    As fears of a second wave of coronavirus persist, Japanese government officials have been trying to persuade industry to produce masks domestically with the support of subsidies. Japan relied on China for over 70 percent of its face masks before the coronavirus pandemic.

    Supply has doubled since February, when stocks were nearly depleted, according to the Ministry of Economy, Trade and Industry. The recent increase is due to a resumption of imports, increased domestic production, and Japanese companies getting into the business.

    Masks made by electronics maker Sharp have become so popular that the company has adopted a lottery system to sell them. There have been nearly 100 times more applications than can be met by supply.

    Houseware manufacturer Iris Ohyama has introduced equipment to make melt-blown, non-woven fabric, an essential material in mask production. The company aims to build a streamlined production line in Japan. Many manufacturers have had trouble getting enough melt-blown fabric, which has been mostly imported from China.

    But this raises the question of whether these businesses will continue producing masks domestically once the pandemic recedes. Demand will likely drop, and stocks of the materials to make them could quickly pile up.

    According to a survey by paper maker Daio Paper, 75 percent of consumers say they want masks that are made in Japan.
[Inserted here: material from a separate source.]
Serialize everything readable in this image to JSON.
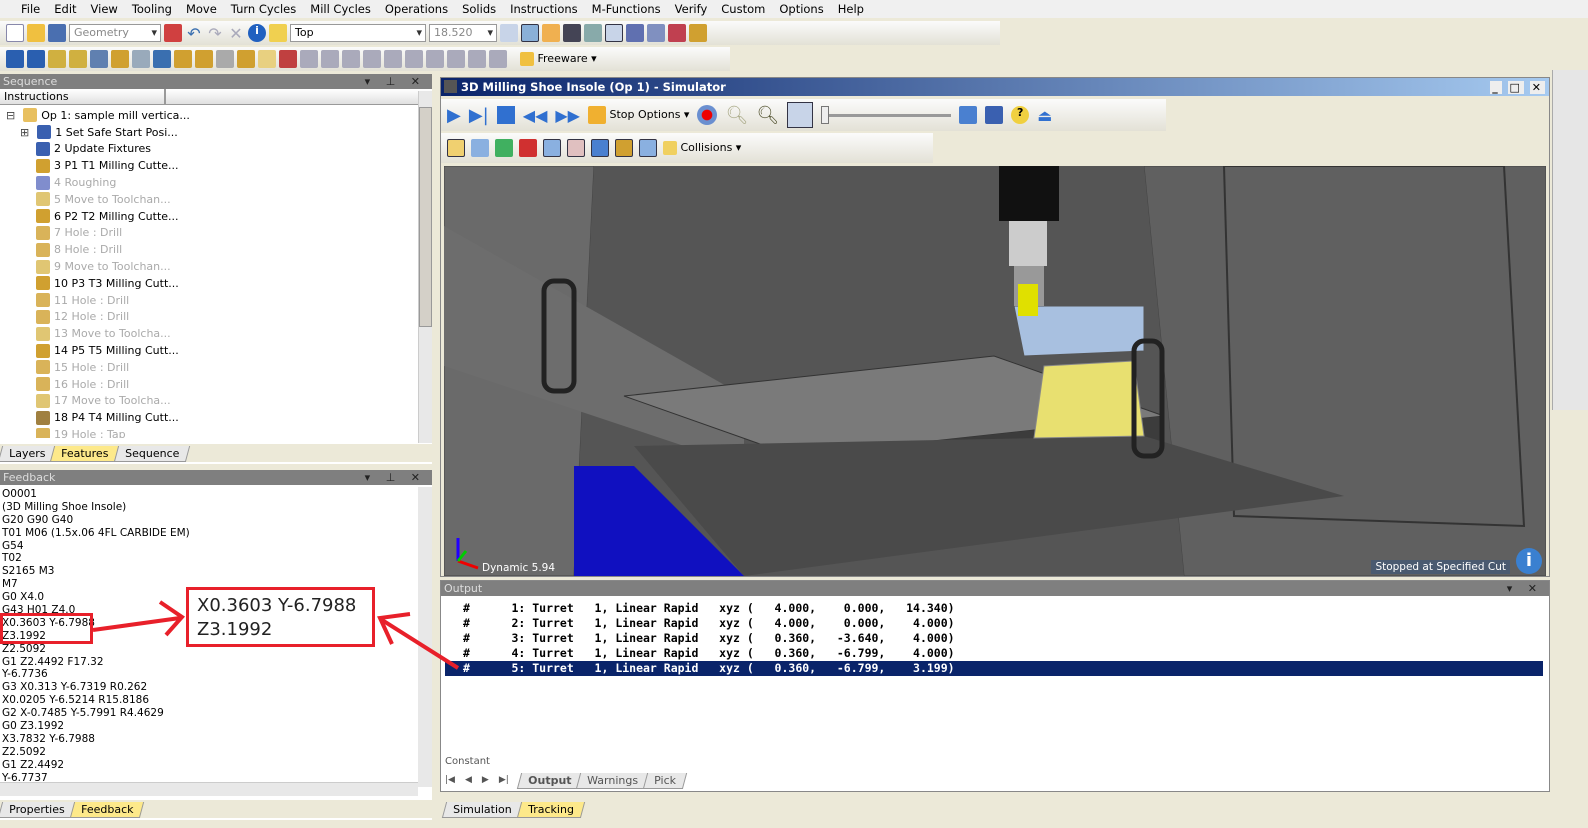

The firm says it wants to contribute to a stable supply of such essential products.

    The key to sustaining domestic production will be supporting businesses through periods of price volatility for raw materials prices and finished products. Company managers say they had difficulty in trying to jump-start production, even once their facilities were fully equipped, because of the low profit margins for specialized fabrics.

    The Organization for Economic Cooperation and Development notes that fundamental supply shortages exist, and current global demand might be 10 times higher than world production capacity. Self-sufficiency and development of strategic stocks may be key to mitigating any risks.